For any complexity class $X$, a language is $X$-complete if it's in $X$ and every problem in $X$ can be reduced to it. There are two main ways to prove that a language is $X$-complete: literally show that it meets the definition of $X$-completeness, or show that some other $X$-complete problem reduces to it.

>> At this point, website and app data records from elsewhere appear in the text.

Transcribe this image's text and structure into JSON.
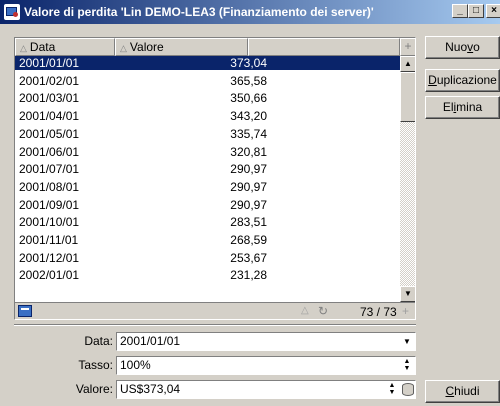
{
  "window": {
    "title": "Valore di perdita 'Lin DEMO-LEA3 (Finanziamento dei server)'",
    "controls": [
      "_",
      "□",
      "×"
    ]
  },
  "list": {
    "columns": [
      "Data",
      "Valore"
    ],
    "corner_plus": "+",
    "rows": [
      {
        "date": "2001/01/01",
        "value": "373,04",
        "selected": true
      },
      {
        "date": "2001/02/01",
        "value": "365,58"
      },
      {
        "date": "2001/03/01",
        "value": "350,66"
      },
      {
        "date": "2001/04/01",
        "value": "343,20"
      },
      {
        "date": "2001/05/01",
        "value": "335,74"
      },
      {
        "date": "2001/06/01",
        "value": "320,81"
      },
      {
        "date": "2001/07/01",
        "value": "290,97"
      },
      {
        "date": "2001/08/01",
        "value": "290,97"
      },
      {
        "date": "2001/09/01",
        "value": "290,97"
      },
      {
        "date": "2001/10/01",
        "value": "283,51"
      },
      {
        "date": "2001/11/01",
        "value": "268,59"
      },
      {
        "date": "2001/12/01",
        "value": "253,67"
      },
      {
        "date": "2002/01/01",
        "value": "231,28"
      }
    ],
    "count": "73 / 73",
    "footer_plus": "+"
  },
  "buttons": {
    "new": {
      "pre": "Nuo",
      "u": "v",
      "post": "o"
    },
    "duplicate": {
      "pre": "",
      "u": "D",
      "post": "uplicazione"
    },
    "delete": {
      "pre": "El",
      "u": "i",
      "post": "mina"
    },
    "close": {
      "pre": "",
      "u": "C",
      "post": "hiudi"
    }
  },
  "form": {
    "date": {
      "label": "Data:",
      "value": "2001/01/01"
    },
    "rate": {
      "label": "Tasso:",
      "value": "100%"
    },
    "value": {
      "label": "Valore:",
      "value": "US$373,04"
    }
  },
  "icons": {
    "app": "window-app-icon",
    "list_footer": "table-view-icon"
  }
}
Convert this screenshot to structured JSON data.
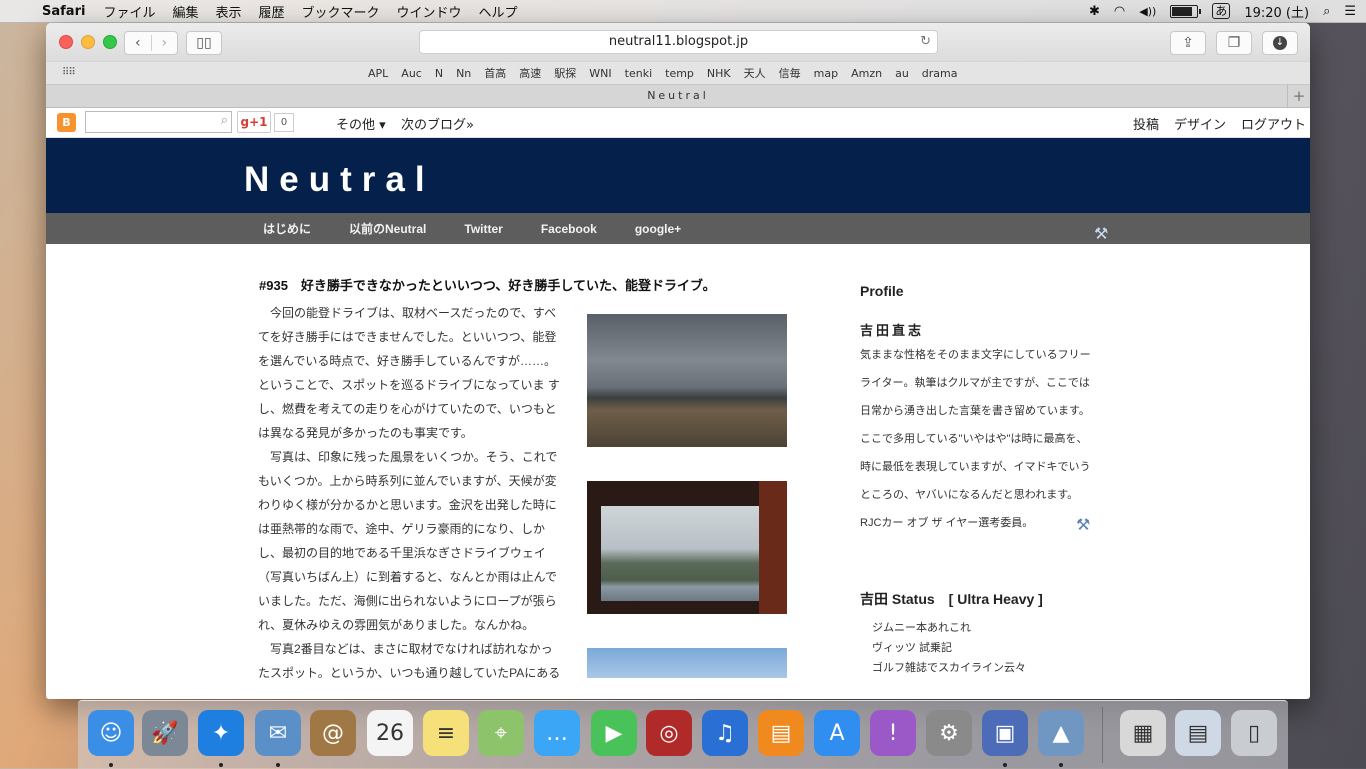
{
  "menubar": {
    "apple": "",
    "app_name": "Safari",
    "items": [
      "ファイル",
      "編集",
      "表示",
      "履歴",
      "ブックマーク",
      "ウインドウ",
      "ヘルプ"
    ],
    "status": {
      "bluetooth": "✱",
      "wifi": "◠",
      "volume": "◀))",
      "battery_level": 0.9,
      "input_method": "あ",
      "clock": "19:20 (土)",
      "spotlight": "⌕",
      "notifications": "☰"
    }
  },
  "browser": {
    "url": "neutral11.blogspot.jp",
    "reload_icon": "↻",
    "favorites": [
      "APL",
      "Auc",
      "N",
      "Nn",
      "首高",
      "高速",
      "駅探",
      "WNI",
      "tenki",
      "temp",
      "NHK",
      "天人",
      "信毎",
      "map",
      "Amzn",
      "au",
      "drama"
    ],
    "tab_title": "Neutral",
    "new_tab": "+"
  },
  "blogger_bar": {
    "gplus_label": "g+1",
    "gplus_count": "0",
    "more": "その他 ▾",
    "next_blog": "次のブログ»",
    "right_links": [
      "投稿",
      "デザイン",
      "ログアウト"
    ]
  },
  "blog": {
    "title": "Neutral",
    "menu": [
      "はじめに",
      "以前のNeutral",
      "Twitter",
      "Facebook",
      "google+"
    ]
  },
  "post": {
    "title": "#935　好き勝手できなかったといいつつ、好き勝手していた、能登ドライブ。",
    "lines": [
      "今回の能登ドライブは、取材ベースだったので、すべ",
      "てを好き勝手にはできませんでした。といいつつ、能登",
      "を選んでいる時点で、好き勝手しているんですが……。",
      "ということで、スポットを巡るドライブになっていま す",
      "し、燃費を考えての走りを心がけていたので、いつもと",
      "は異なる発見が多かったのも事実です。",
      "写真は、印象に残った風景をいくつか。そう、これで",
      "もいくつか。上から時系列に並んでいますが、天候が変",
      "わりゆく様が分かるかと思います。金沢を出発した時に",
      "は亜熱帯的な雨で、途中、ゲリラ豪雨的になり、しか",
      "し、最初の目的地である千里浜なぎさドライブウェイ",
      "（写真いちばん上）に到着すると、なんとか雨は止んで",
      "いました。ただ、海側に出られないようにロープが張ら",
      "れ、夏休みゆえの雰囲気がありました。なんかね。",
      "写真2番目などは、まさに取材でなければ訪れなかっ",
      "たスポット。というか、いつも通り越していたPAにある"
    ]
  },
  "sidebar": {
    "profile_heading": "Profile",
    "name": "吉田直志",
    "bio": [
      "気ままな性格をそのまま文字にしているフリー",
      "ライター。執筆はクルマが主ですが、ここでは",
      "日常から湧き出した言葉を書き留めています。",
      "ここで多用している\"いやはや\"は時に最高を、",
      "時に最低を表現していますが、イマドキでいう",
      "ところの、ヤバいになるんだと思われます。",
      "RJCカー オブ ザ イヤー選考委員。"
    ],
    "status_heading": "吉田 Status　[ Ultra Heavy ]",
    "status_links": [
      "ジムニー本あれこれ",
      "ヴィッツ 試乗記",
      "ゴルフ雑誌でスカイライン云々"
    ]
  },
  "dock": {
    "apps": [
      {
        "name": "finder",
        "glyph": "☺",
        "color": "#3a8ee6"
      },
      {
        "name": "launchpad",
        "glyph": "🚀",
        "color": "#7d8896"
      },
      {
        "name": "safari",
        "glyph": "✦",
        "color": "#1f7fe0"
      },
      {
        "name": "mail",
        "glyph": "✉",
        "color": "#5a8fc8"
      },
      {
        "name": "contacts",
        "glyph": "@",
        "color": "#a07845"
      },
      {
        "name": "calendar",
        "glyph": "26",
        "color": "#f4f4f4"
      },
      {
        "name": "notes",
        "glyph": "≡",
        "color": "#f6e07a"
      },
      {
        "name": "maps",
        "glyph": "⌖",
        "color": "#8cc36b"
      },
      {
        "name": "messages",
        "glyph": "…",
        "color": "#3aa6f5"
      },
      {
        "name": "facetime",
        "glyph": "▶",
        "color": "#49c25a"
      },
      {
        "name": "photo-booth",
        "glyph": "◎",
        "color": "#b02a2a"
      },
      {
        "name": "itunes",
        "glyph": "♫",
        "color": "#2a6fd4"
      },
      {
        "name": "ibooks",
        "glyph": "▤",
        "color": "#f08a1e"
      },
      {
        "name": "app-store",
        "glyph": "A",
        "color": "#2f8ef0"
      },
      {
        "name": "feedback",
        "glyph": "!",
        "color": "#9b59c7"
      },
      {
        "name": "system-preferences",
        "glyph": "⚙",
        "color": "#8a8a8a"
      },
      {
        "name": "preview",
        "glyph": "▣",
        "color": "#4c6cb8"
      },
      {
        "name": "image-viewer",
        "glyph": "▲",
        "color": "#7097c2"
      },
      {
        "name": "documents",
        "glyph": "▦",
        "color": "#d8d8d8"
      },
      {
        "name": "screenshots",
        "glyph": "▤",
        "color": "#cfd9e6"
      },
      {
        "name": "trash",
        "glyph": "▯",
        "color": "#c9ccd0"
      }
    ],
    "running": [
      true,
      false,
      true,
      true,
      false,
      false,
      false,
      false,
      false,
      false,
      false,
      false,
      false,
      false,
      false,
      false,
      true,
      true,
      false,
      false,
      false
    ]
  }
}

In cases where the language is essentially, "Here's a machine in~$X$ and an input: does it accept?", it's usually best to go for the literal approach and show that every problem in the class can be reduced to your problem. Why? Because every problem in the class is decided by a Turing machine, and your language is about whether those Turing machines accept or not.